Can students achieve while they are walking around? At TDS, the answer is a resounding, “Yes!” One particular set of strategies teachers use to increase engagement is called Kagan Cooperative Learning Structures. When students are in their Kagan groups, they’re achieving, but don’t expect quiet passive learning at these times! Students may be out of their seats, mixing around the class and engaged in academic discussions. Strategically planned groups and activities ensure that all students are involved in the learning process, and encourages both collaborative problem solving and important listening skills. When cooperative learning is coupled with direct instruction there is a profound impact on student achievement. So, students, keep on talking and moving!
Sharing our passion for philanthropy, 130 buckets later…… The ALS Ice Bucket Challenge has gone viral. TDS administration accepted the challenge and raised the bar to build awareness. To emphasize that this latest trend is more than just about being doused in ice water, TDS teachers facilitated lessons to help students have a clear understanding of this debilitating disease and the need to raise both awareness and funds. Students and parents were encouraged to “Donate to Dump” buckets of ice on the administrative team, and happily filled buckets with donations the morning preceding the event.

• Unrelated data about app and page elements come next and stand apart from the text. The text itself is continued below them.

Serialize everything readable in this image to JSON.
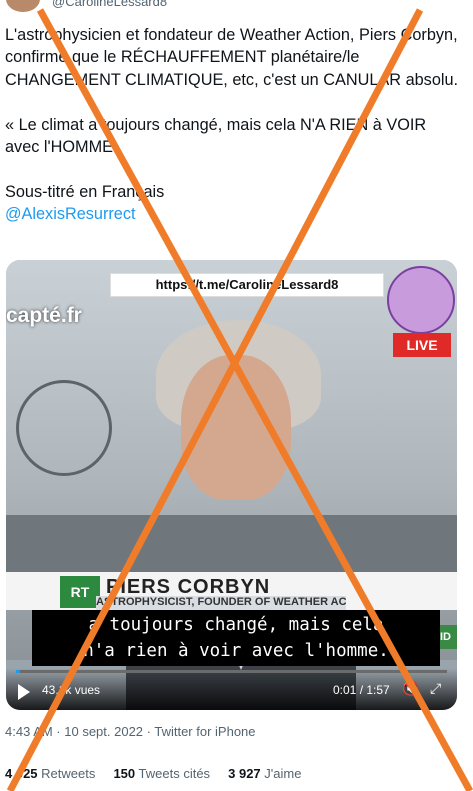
{
  "author": {
    "handle": "@CarolineLessard8"
  },
  "tweet": {
    "paragraph1": "L'astrophysicien et fondateur de Weather Action, Piers Corbyn, confirme que le RÉCHAUFFEMENT planétaire/le CHANGEMENT CLIMATIQUE, etc, c'est un CANULAR absolu.",
    "paragraph2": "« Le climat a toujours changé, mais cela N'A RIEN à VOIR avec l'HOMME",
    "paragraph3": "Sous-titré en Français",
    "mention": "@AlexisResurrect"
  },
  "video": {
    "url_banner": "https://t.me/CarolineLessard8",
    "watermark": "capté.fr",
    "live_badge": "LIVE",
    "channel_logo": "RT",
    "lower_third_name": "PIERS CORBYN",
    "lower_third_title": "ASTROPHYSICIST, FOUNDER OF WEATHER ACTION",
    "side_tag": "DID",
    "subtitle_line1": "a toujours changé, mais cela",
    "subtitle_line2": "n'a rien à voir avec l'homme.",
    "views": "43,1k vues",
    "time": "0:01 / 1:57",
    "progress_fraction": 0.01
  },
  "meta": {
    "timestamp": "4:43 AM · 10 sept. 2022 · Twitter for iPhone"
  },
  "stats": {
    "retweets_count": "4 025",
    "retweets_label": "Retweets",
    "quotes_count": "150",
    "quotes_label": "Tweets cités",
    "likes_count": "3 927",
    "likes_label": "J'aime"
  },
  "overlay": {
    "cross_color": "#f07c2a"
  }
}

The TDS staff, students and families were excited to participate in this phenomenon, in our own unique way! We raised over $800.00 for ALS, and had a great (but very cold for the Admin team!) whole school event- check Facebook to see the results, 130 buckets later!